Accomplishing a project is no easy feat. From the multitude of tasks to get through to the ever-changing demands of stakeholders and clients, there is a lot involved before reaching the finish line. The phases of project management provide a breakdown of the project life cycle. Dividing up the process into smaller stages helps to make the project goal more achievable and more viable to execute.
In this article, I’ll touch on the different phases of project management and what purpose they each serve to the project management process.
What exactly are the phases of project management?
The amount of phases the project management life cycle contains is up for debate. Some say four, some say five, while others say six. According to the Project Management Body of Knowledge (PMBOK) there are five phases of project management.

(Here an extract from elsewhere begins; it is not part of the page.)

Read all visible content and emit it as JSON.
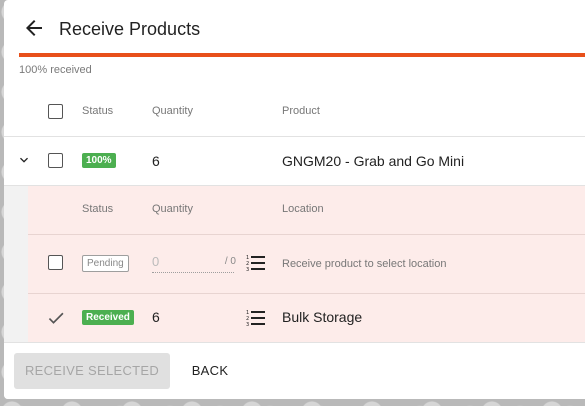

And since the PMBOK is basically the holy grail of project management, it makes sense to go with that.
The five phases of project management, as stated by the Project Management Institute, can be best described as the steps that make up the process that is known as the project life cycle. Each phase is goal-oriented, has its own distinct characteristics, and contains a deliverable which is reviewed at the end to determine whether or not the team is ready to move on to the next phase.
Although the term “phase” may connote the idea that the various stages happen in chronological order, the reality is different. There are phases that can actually occur out of order or even simultaneously.

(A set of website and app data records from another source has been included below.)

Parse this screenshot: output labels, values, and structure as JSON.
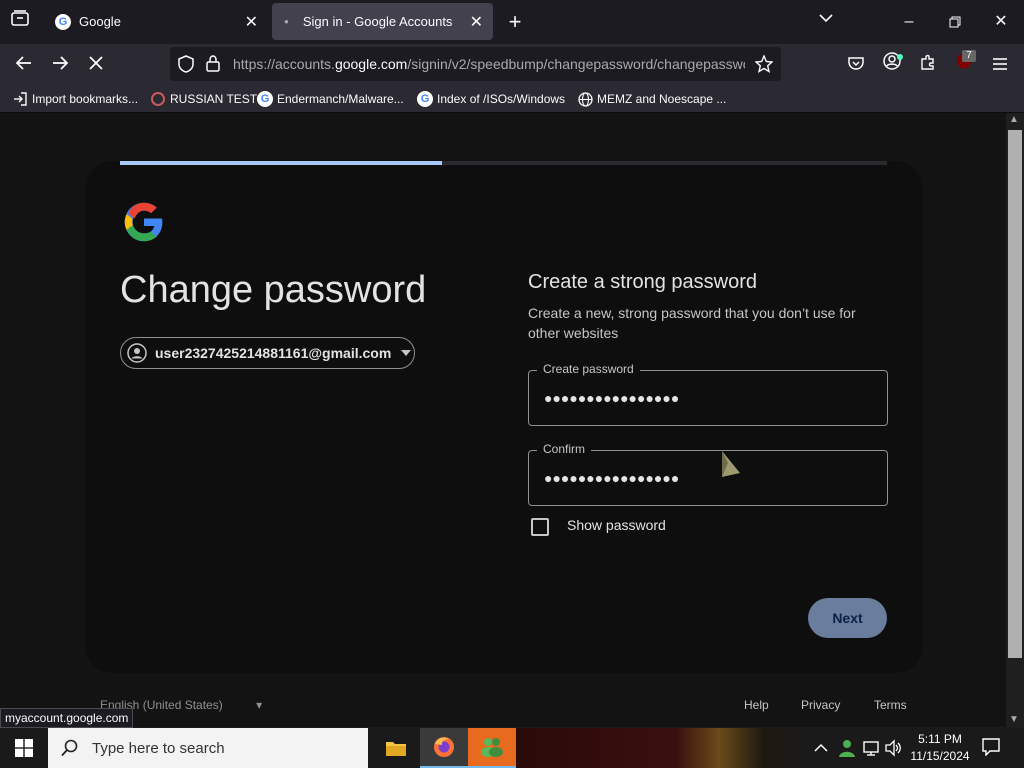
{
  "browser": {
    "tabs": [
      {
        "title": "Google",
        "active": false
      },
      {
        "title": "Sign in - Google Accounts",
        "active": true
      }
    ],
    "url_prefix": "https://accounts.",
    "url_domain": "google.com",
    "url_path": "/signin/v2/speedbump/changepassword/changepasswo",
    "extension_badge": "7",
    "bookmarks": [
      {
        "label": "Import bookmarks...",
        "icon": "import-icon"
      },
      {
        "label": "RUSSIAN TEST",
        "icon": "site-icon"
      },
      {
        "label": "Endermanch/Malware...",
        "icon": "google-icon"
      },
      {
        "label": "Index of /ISOs/Windows",
        "icon": "google-icon"
      },
      {
        "label": "MEMZ and Noescape ...",
        "icon": "globe-icon"
      }
    ],
    "status_url": "myaccount.google.com"
  },
  "page": {
    "title": "Change password",
    "account_email": "user2327425214881161@gmail.com",
    "heading": "Create a strong password",
    "description": "Create a new, strong password that you don’t use for other websites",
    "create_label": "Create password",
    "create_value": "●●●●●●●●●●●●●●●●",
    "confirm_label": "Confirm",
    "confirm_value": "●●●●●●●●●●●●●●●●",
    "show_password_label": "Show password",
    "next_label": "Next",
    "progress": 0.42,
    "footer": {
      "language": "English (United States)",
      "help": "Help",
      "privacy": "Privacy",
      "terms": "Terms"
    }
  },
  "taskbar": {
    "search_placeholder": "Type here to search",
    "time": "5:11 PM",
    "date": "11/15/2024"
  }
}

The 5 phases of the project management life cycle explained
1. Project initiation
The first phase of the project management process is the conception of the project. This is where ideas are explored, preliminary research gets done, and prospects are determined. This is also where stakeholders and sponsors get convinced that the idea is worthwhile and that embarking on this project will lead to a fruitful result.
All of this helps to determine whether or not the project is feasible enough to actually happen. If and once a decision has been made to proceed, then the project can move on to the next phase.

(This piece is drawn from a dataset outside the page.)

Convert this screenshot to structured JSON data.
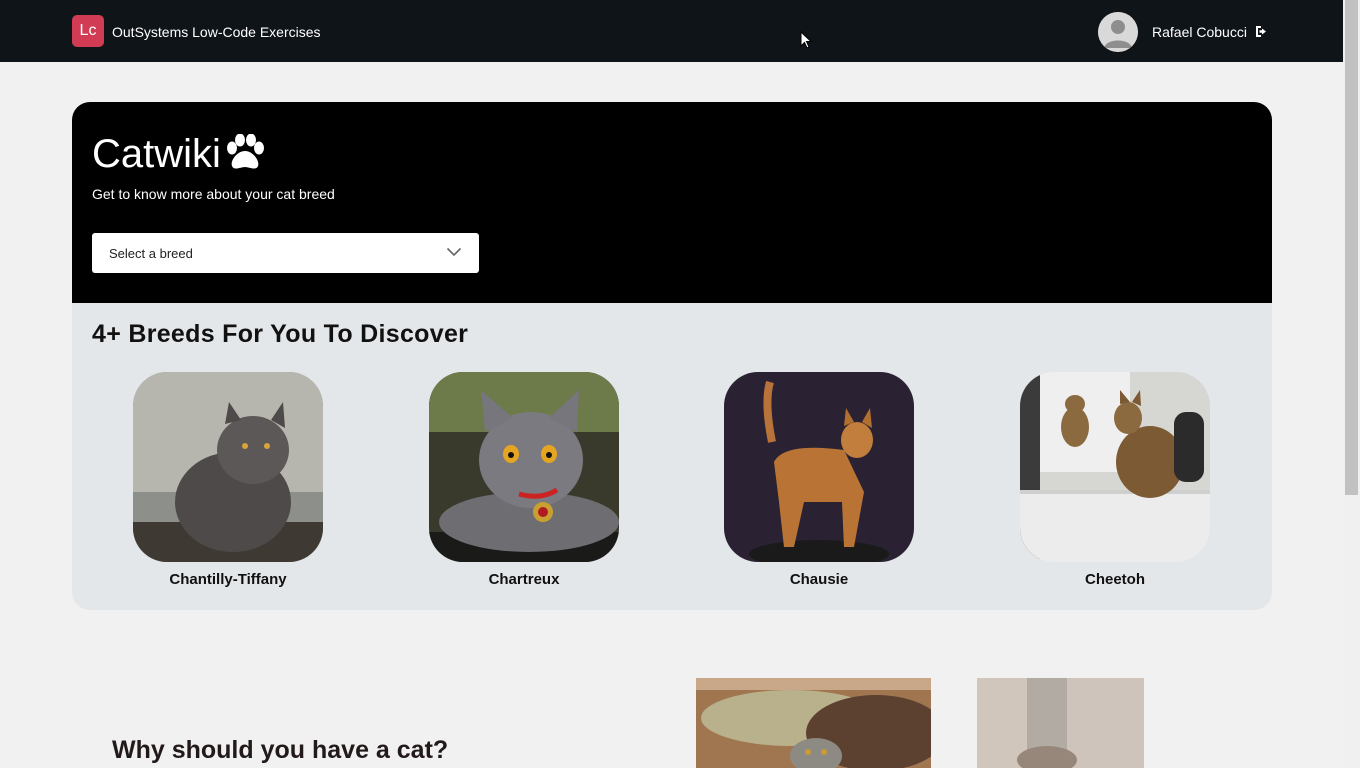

2. Project planning
The second phase of the project management life cycle is the where all the planning happens. This is the part where you consider client requirements and stakeholders’ concerns, assemble a team, establish goals and objectives, and create a project plan.
As a key element to a project’s success, a project plan should include details pertaining to the project’s scope, goals and objectives, and how the goals and objectives will be achieved. It should also include how risk will be managed, how communication will circulate, and what tools will be used (Zenkit, obvs).
3. Project execution
When most people think of “project management”, what they usually think of is what happens during this phase, the execution of the project. This is where processes are implemented, resources are allocated, and tasks are assigned.
It’s during this phase that the project team start creating deliverables and seek to accomplish the objectives outlined in the project plan. An important stage of the project management life cycle, what happens during this phase can determine whether or not your project will be a success.
4. Project monitoring and controlling
The next phase of the project management process is about performance and progress tracking. The aim of this phase is to establish measures to ensure that the project is moving along according to the project plan and that everything is on course with the budget and timeframes.
The project manager may make adjustments to the schedule or resource allocation plan to ensure everything is kept on track. Holding review meetings and requesting regular project performance reports from the team are other common approaches they may implement.
5. Project closure
The final phase is where everything is wrapped up and all activities across the project comes to a conclusion. Closure doesn’t necessarily equal to success, even when a project fails it still needs to be closed. Common things that happen during this phase include—but aren’t limited to—the following:
- Project is signed off and documents are handed over
- Deliverables are given back
- The staff are let go and resources are released
- Supplier contracts are discontinued
- Liabilities (insurance, bonds, and warranties) are settled
Once all the administrative affairs have been closed, a key part of project closure phase is to conduct an evaluation. Assessing the project’s triumphs and failures will highlight the team’s successes as well as indicate what improvements can be made for future endeavours.
The five phases of the project management life cycle serve as a framework to help project managers and their teams to accomplish their goals and objectives. A project manager and a team that can carry out each phase impeccably are well on their way to achieving a successful outcome.
Dinnie and the Zenkit Team